MATERIAL SUPPLIED:
____

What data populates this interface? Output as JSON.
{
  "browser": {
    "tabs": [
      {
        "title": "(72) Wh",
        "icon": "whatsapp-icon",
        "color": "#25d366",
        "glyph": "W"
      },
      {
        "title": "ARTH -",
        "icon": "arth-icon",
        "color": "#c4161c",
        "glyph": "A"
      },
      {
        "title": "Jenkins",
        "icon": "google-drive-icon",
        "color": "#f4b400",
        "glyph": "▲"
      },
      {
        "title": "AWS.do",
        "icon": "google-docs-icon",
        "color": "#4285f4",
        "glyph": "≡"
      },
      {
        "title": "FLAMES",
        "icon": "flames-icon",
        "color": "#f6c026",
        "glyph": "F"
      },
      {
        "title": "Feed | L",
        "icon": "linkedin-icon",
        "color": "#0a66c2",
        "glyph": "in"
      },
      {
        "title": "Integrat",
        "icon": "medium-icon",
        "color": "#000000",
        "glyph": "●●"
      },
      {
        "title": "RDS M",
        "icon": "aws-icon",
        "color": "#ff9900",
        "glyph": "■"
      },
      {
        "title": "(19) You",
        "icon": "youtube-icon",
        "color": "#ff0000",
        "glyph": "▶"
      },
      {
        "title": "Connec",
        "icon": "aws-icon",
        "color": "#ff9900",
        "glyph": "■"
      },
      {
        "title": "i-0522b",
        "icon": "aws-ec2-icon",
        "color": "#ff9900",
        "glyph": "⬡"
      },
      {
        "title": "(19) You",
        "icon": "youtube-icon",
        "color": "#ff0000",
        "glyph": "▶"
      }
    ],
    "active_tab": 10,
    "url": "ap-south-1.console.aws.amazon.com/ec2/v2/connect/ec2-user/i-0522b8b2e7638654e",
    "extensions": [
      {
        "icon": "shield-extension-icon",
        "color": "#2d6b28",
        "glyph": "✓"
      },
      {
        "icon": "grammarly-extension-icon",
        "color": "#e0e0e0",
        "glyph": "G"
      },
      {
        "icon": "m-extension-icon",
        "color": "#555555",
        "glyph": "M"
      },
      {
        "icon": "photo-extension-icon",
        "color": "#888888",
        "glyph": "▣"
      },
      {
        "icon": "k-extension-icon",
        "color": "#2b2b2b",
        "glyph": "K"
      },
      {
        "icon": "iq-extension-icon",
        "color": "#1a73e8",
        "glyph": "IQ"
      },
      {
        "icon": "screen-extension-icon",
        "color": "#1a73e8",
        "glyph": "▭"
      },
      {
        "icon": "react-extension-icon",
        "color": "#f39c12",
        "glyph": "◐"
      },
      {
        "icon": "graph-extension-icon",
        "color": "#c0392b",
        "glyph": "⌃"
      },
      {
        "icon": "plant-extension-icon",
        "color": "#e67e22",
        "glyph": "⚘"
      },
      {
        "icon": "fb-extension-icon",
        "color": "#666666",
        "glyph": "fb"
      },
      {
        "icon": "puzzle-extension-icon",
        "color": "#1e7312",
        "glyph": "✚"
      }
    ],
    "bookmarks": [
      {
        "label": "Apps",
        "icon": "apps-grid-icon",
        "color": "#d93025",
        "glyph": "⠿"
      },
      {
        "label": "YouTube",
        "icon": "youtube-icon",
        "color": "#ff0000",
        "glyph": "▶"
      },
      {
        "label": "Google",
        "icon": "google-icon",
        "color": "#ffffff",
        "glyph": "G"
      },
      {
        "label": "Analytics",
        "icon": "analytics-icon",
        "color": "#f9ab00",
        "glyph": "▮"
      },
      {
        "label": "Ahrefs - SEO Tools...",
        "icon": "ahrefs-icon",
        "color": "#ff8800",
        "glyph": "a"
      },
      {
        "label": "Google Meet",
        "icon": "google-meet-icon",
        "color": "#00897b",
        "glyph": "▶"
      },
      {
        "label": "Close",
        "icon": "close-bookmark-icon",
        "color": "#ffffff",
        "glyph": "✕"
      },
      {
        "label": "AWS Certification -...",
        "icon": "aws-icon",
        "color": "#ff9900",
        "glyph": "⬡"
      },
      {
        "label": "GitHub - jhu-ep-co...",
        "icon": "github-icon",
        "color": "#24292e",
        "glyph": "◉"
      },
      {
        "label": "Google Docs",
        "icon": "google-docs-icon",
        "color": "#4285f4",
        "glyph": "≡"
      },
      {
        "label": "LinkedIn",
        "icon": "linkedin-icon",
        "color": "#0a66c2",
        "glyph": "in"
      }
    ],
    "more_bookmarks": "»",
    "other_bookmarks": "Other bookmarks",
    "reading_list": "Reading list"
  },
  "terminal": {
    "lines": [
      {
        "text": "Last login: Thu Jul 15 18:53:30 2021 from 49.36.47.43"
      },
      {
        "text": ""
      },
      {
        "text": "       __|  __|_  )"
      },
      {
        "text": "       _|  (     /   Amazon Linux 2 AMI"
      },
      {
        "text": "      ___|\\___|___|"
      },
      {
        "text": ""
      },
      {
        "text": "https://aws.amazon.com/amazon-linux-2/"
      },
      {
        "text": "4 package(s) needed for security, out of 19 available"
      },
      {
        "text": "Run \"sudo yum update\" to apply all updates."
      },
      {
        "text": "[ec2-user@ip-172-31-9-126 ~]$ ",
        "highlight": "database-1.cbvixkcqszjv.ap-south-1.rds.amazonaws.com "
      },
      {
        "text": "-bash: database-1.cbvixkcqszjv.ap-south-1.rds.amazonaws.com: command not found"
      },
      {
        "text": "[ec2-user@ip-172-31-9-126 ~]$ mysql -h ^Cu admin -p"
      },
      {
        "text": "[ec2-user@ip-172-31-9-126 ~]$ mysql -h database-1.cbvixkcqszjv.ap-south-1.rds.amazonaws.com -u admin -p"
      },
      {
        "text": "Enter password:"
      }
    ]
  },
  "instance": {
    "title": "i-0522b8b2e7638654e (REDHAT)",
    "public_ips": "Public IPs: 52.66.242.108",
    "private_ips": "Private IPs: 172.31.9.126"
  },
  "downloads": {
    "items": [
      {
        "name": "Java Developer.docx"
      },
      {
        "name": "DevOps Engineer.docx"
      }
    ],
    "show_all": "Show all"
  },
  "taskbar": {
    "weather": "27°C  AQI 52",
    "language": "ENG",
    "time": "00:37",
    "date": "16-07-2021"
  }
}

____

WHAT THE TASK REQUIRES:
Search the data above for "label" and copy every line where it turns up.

ANSWER TO THE EXERCISE:
        "label": "Apps",
        "label": "YouTube",
        "label": "Google",
        "label": "Analytics",
        "label": "Ahrefs - SEO Tools...",
        "label": "Google Meet",
        "label": "Close",
        "label": "AWS Certification -...",
        "label": "GitHub - jhu-ep-co...",
        "label": "Google Docs",
        "label": "LinkedIn",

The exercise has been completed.